● **What needs to be done**:
Present the lines below again, exactly as they stand.

--- Source material Enclosed Below ---

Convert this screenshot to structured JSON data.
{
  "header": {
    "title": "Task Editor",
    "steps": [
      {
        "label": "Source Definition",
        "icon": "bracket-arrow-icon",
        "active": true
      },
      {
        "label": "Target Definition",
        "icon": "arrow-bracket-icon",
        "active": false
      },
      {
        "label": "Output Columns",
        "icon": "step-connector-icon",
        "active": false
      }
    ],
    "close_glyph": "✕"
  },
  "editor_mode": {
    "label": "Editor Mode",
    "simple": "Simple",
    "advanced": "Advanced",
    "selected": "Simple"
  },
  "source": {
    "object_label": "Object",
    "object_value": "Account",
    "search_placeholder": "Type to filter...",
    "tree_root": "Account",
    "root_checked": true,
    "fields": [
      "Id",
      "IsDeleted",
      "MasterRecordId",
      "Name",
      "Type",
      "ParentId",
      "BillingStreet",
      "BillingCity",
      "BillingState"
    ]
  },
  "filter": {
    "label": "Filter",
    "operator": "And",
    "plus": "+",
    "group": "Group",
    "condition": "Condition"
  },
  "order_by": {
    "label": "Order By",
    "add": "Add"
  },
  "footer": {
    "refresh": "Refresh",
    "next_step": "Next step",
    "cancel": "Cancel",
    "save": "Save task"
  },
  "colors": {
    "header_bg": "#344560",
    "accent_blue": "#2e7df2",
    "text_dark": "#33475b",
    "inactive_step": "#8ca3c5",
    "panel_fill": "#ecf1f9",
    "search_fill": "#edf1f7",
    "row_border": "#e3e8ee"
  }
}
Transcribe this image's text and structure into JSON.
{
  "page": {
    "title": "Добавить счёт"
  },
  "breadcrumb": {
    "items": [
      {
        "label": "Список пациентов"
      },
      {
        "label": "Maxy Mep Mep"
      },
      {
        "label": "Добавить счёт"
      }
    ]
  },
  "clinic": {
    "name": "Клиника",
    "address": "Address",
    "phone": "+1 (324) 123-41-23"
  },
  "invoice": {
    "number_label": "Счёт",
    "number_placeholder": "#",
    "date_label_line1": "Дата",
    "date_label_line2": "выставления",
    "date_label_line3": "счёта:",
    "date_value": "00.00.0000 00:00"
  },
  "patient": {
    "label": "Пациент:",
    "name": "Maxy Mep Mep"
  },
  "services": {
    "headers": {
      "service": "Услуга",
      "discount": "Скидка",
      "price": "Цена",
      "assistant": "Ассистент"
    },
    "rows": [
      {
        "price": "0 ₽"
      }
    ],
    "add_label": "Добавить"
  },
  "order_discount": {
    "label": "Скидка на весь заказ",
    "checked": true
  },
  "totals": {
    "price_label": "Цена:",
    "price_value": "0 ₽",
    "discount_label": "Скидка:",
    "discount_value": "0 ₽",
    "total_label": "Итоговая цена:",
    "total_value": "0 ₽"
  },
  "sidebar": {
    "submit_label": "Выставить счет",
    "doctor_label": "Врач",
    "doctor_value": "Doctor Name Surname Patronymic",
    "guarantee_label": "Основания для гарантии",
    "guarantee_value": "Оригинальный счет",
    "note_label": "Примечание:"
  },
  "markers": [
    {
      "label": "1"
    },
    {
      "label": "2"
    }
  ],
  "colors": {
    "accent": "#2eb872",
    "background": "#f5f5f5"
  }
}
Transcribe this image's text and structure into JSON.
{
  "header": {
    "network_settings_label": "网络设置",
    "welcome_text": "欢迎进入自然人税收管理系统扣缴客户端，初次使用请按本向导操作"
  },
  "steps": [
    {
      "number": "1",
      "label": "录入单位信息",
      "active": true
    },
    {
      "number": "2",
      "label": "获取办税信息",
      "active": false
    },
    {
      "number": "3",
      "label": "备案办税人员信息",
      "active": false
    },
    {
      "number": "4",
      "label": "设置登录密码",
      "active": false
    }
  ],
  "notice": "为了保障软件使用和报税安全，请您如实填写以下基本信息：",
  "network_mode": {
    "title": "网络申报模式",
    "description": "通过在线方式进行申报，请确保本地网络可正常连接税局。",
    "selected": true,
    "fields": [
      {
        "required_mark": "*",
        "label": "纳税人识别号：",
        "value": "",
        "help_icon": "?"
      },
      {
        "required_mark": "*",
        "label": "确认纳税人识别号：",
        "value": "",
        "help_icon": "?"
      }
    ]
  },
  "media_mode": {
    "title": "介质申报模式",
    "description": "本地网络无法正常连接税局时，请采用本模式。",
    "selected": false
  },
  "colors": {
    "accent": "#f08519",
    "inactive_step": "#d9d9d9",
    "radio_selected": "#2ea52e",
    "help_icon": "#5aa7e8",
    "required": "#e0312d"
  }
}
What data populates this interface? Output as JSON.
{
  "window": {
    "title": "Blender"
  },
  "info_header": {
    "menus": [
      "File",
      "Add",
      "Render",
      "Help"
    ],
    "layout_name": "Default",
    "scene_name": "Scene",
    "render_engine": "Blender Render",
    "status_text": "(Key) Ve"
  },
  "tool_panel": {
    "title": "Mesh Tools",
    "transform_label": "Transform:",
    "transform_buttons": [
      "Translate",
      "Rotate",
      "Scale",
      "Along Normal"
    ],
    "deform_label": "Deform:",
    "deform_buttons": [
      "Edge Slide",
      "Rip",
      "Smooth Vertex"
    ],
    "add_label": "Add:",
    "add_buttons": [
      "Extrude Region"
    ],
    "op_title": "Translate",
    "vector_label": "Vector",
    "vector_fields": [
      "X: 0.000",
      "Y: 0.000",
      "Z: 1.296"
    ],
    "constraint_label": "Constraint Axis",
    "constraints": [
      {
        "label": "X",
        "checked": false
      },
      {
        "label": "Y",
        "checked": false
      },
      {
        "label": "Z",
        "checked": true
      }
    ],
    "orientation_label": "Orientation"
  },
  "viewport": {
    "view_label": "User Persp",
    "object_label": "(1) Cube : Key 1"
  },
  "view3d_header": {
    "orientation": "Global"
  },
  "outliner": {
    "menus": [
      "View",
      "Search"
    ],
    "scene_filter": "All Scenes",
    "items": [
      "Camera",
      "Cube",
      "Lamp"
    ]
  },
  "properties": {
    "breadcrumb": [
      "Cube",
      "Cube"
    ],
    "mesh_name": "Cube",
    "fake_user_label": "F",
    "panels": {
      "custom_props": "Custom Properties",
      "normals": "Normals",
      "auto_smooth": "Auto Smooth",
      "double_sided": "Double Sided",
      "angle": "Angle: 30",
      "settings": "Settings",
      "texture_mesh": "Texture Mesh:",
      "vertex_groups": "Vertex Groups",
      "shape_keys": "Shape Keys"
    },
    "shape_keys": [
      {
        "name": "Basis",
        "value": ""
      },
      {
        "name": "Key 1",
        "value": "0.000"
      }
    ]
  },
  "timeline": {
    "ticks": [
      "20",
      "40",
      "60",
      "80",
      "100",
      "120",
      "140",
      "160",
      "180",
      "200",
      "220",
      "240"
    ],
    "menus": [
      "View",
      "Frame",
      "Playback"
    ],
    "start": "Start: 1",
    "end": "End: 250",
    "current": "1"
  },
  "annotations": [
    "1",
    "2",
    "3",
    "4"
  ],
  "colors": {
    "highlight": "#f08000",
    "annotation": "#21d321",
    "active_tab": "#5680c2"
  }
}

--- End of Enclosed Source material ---

● **Task output**:
Convert this screenshot to structured JSON data.
{
  "header": {
    "title": "Task Editor",
    "steps": [
      {
        "label": "Source Definition",
        "icon": "bracket-arrow-icon",
        "active": true
      },
      {
        "label": "Target Definition",
        "icon": "arrow-bracket-icon",
        "active": false
      },
      {
        "label": "Output Columns",
        "icon": "step-connector-icon",
        "active": false
      }
    ],
    "close_glyph": "✕"
  },
  "editor_mode": {
    "label": "Editor Mode",
    "simple": "Simple",
    "advanced": "Advanced",
    "selected": "Simple"
  },
  "source": {
    "object_label": "Object",
    "object_value": "Account",
    "search_placeholder": "Type to filter...",
    "tree_root": "Account",
    "root_checked": true,
    "fields": [
      "Id",
      "IsDeleted",
      "MasterRecordId",
      "Name",
      "Type",
      "ParentId",
      "BillingStreet",
      "BillingCity",
      "BillingState"
    ]
  },
  "filter": {
    "label": "Filter",
    "operator": "And",
    "plus": "+",
    "group": "Group",
    "condition": "Condition"
  },
  "order_by": {
    "label": "Order By",
    "add": "Add"
  },
  "footer": {
    "refresh": "Refresh",
    "next_step": "Next step",
    "cancel": "Cancel",
    "save": "Save task"
  },
  "colors": {
    "header_bg": "#344560",
    "accent_blue": "#2e7df2",
    "text_dark": "#33475b",
    "inactive_step": "#8ca3c5",
    "panel_fill": "#ecf1f9",
    "search_fill": "#edf1f7",
    "row_border": "#e3e8ee"
  }
}
Transcribe this image's text and structure into JSON.
{
  "page": {
    "title": "Добавить счёт"
  },
  "breadcrumb": {
    "items": [
      {
        "label": "Список пациентов"
      },
      {
        "label": "Maxy Mep Mep"
      },
      {
        "label": "Добавить счёт"
      }
    ]
  },
  "clinic": {
    "name": "Клиника",
    "address": "Address",
    "phone": "+1 (324) 123-41-23"
  },
  "invoice": {
    "number_label": "Счёт",
    "number_placeholder": "#",
    "date_label_line1": "Дата",
    "date_label_line2": "выставления",
    "date_label_line3": "счёта:",
    "date_value": "00.00.0000 00:00"
  },
  "patient": {
    "label": "Пациент:",
    "name": "Maxy Mep Mep"
  },
  "services": {
    "headers": {
      "service": "Услуга",
      "discount": "Скидка",
      "price": "Цена",
      "assistant": "Ассистент"
    },
    "rows": [
      {
        "price": "0 ₽"
      }
    ],
    "add_label": "Добавить"
  },
  "order_discount": {
    "label": "Скидка на весь заказ",
    "checked": true
  },
  "totals": {
    "price_label": "Цена:",
    "price_value": "0 ₽",
    "discount_label": "Скидка:",
    "discount_value": "0 ₽",
    "total_label": "Итоговая цена:",
    "total_value": "0 ₽"
  },
  "sidebar": {
    "submit_label": "Выставить счет",
    "doctor_label": "Врач",
    "doctor_value": "Doctor Name Surname Patronymic",
    "guarantee_label": "Основания для гарантии",
    "guarantee_value": "Оригинальный счет",
    "note_label": "Примечание:"
  },
  "markers": [
    {
      "label": "1"
    },
    {
      "label": "2"
    }
  ],
  "colors": {
    "accent": "#2eb872",
    "background": "#f5f5f5"
  }
}
Transcribe this image's text and structure into JSON.
{
  "header": {
    "network_settings_label": "网络设置",
    "welcome_text": "欢迎进入自然人税收管理系统扣缴客户端，初次使用请按本向导操作"
  },
  "steps": [
    {
      "number": "1",
      "label": "录入单位信息",
      "active": true
    },
    {
      "number": "2",
      "label": "获取办税信息",
      "active": false
    },
    {
      "number": "3",
      "label": "备案办税人员信息",
      "active": false
    },
    {
      "number": "4",
      "label": "设置登录密码",
      "active": false
    }
  ],
  "notice": "为了保障软件使用和报税安全，请您如实填写以下基本信息：",
  "network_mode": {
    "title": "网络申报模式",
    "description": "通过在线方式进行申报，请确保本地网络可正常连接税局。",
    "selected": true,
    "fields": [
      {
        "required_mark": "*",
        "label": "纳税人识别号：",
        "value": "",
        "help_icon": "?"
      },
      {
        "required_mark": "*",
        "label": "确认纳税人识别号：",
        "value": "",
        "help_icon": "?"
      }
    ]
  },
  "media_mode": {
    "title": "介质申报模式",
    "description": "本地网络无法正常连接税局时，请采用本模式。",
    "selected": false
  },
  "colors": {
    "accent": "#f08519",
    "inactive_step": "#d9d9d9",
    "radio_selected": "#2ea52e",
    "help_icon": "#5aa7e8",
    "required": "#e0312d"
  }
}
What data populates this interface? Output as JSON.
{
  "window": {
    "title": "Blender"
  },
  "info_header": {
    "menus": [
      "File",
      "Add",
      "Render",
      "Help"
    ],
    "layout_name": "Default",
    "scene_name": "Scene",
    "render_engine": "Blender Render",
    "status_text": "(Key) Ve"
  },
  "tool_panel": {
    "title": "Mesh Tools",
    "transform_label": "Transform:",
    "transform_buttons": [
      "Translate",
      "Rotate",
      "Scale",
      "Along Normal"
    ],
    "deform_label": "Deform:",
    "deform_buttons": [
      "Edge Slide",
      "Rip",
      "Smooth Vertex"
    ],
    "add_label": "Add:",
    "add_buttons": [
      "Extrude Region"
    ],
    "op_title": "Translate",
    "vector_label": "Vector",
    "vector_fields": [
      "X: 0.000",
      "Y: 0.000",
      "Z: 1.296"
    ],
    "constraint_label": "Constraint Axis",
    "constraints": [
      {
        "label": "X",
        "checked": false
      },
      {
        "label": "Y",
        "checked": false
      },
      {
        "label": "Z",
        "checked": true
      }
    ],
    "orientation_label": "Orientation"
  },
  "viewport": {
    "view_label": "User Persp",
    "object_label": "(1) Cube : Key 1"
  },
  "view3d_header": {
    "orientation": "Global"
  },
  "outliner": {
    "menus": [
      "View",
      "Search"
    ],
    "scene_filter": "All Scenes",
    "items": [
      "Camera",
      "Cube",
      "Lamp"
    ]
  },
  "properties": {
    "breadcrumb": [
      "Cube",
      "Cube"
    ],
    "mesh_name": "Cube",
    "fake_user_label": "F",
    "panels": {
      "custom_props": "Custom Properties",
      "normals": "Normals",
      "auto_smooth": "Auto Smooth",
      "double_sided": "Double Sided",
      "angle": "Angle: 30",
      "settings": "Settings",
      "texture_mesh": "Texture Mesh:",
      "vertex_groups": "Vertex Groups",
      "shape_keys": "Shape Keys"
    },
    "shape_keys": [
      {
        "name": "Basis",
        "value": ""
      },
      {
        "name": "Key 1",
        "value": "0.000"
      }
    ]
  },
  "timeline": {
    "ticks": [
      "20",
      "40",
      "60",
      "80",
      "100",
      "120",
      "140",
      "160",
      "180",
      "200",
      "220",
      "240"
    ],
    "menus": [
      "View",
      "Frame",
      "Playback"
    ],
    "start": "Start: 1",
    "end": "End: 250",
    "current": "1"
  },
  "annotations": [
    "1",
    "2",
    "3",
    "4"
  ],
  "colors": {
    "highlight": "#f08000",
    "annotation": "#21d321",
    "active_tab": "#5680c2"
  }
}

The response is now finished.